*Brief:* From the entries, copy out every line in which the word "link" is found.

*Source information:*
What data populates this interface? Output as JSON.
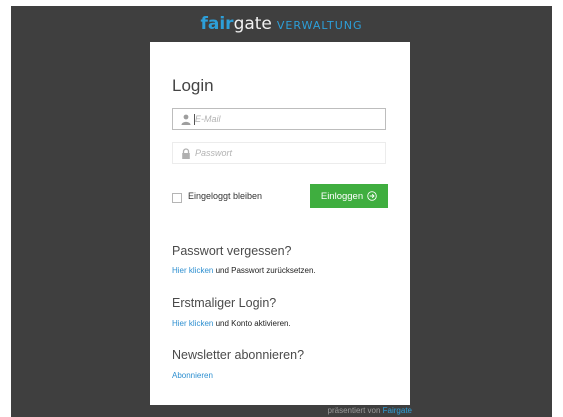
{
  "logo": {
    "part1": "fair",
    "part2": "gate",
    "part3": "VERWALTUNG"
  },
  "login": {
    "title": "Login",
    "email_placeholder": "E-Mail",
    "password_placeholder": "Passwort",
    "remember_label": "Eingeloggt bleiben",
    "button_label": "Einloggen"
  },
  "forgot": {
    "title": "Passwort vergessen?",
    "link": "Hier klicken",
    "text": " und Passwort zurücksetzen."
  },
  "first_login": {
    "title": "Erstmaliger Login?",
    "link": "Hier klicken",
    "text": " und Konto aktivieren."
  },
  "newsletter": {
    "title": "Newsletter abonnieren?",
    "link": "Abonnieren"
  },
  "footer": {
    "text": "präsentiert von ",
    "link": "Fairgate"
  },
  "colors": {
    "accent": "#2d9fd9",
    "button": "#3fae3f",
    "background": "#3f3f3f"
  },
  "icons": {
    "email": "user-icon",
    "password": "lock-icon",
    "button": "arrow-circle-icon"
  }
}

*Result:*
    "link": "Hier klicken",
    "link": "Hier klicken",
    "link": "Abonnieren"
    "link": "Fairgate"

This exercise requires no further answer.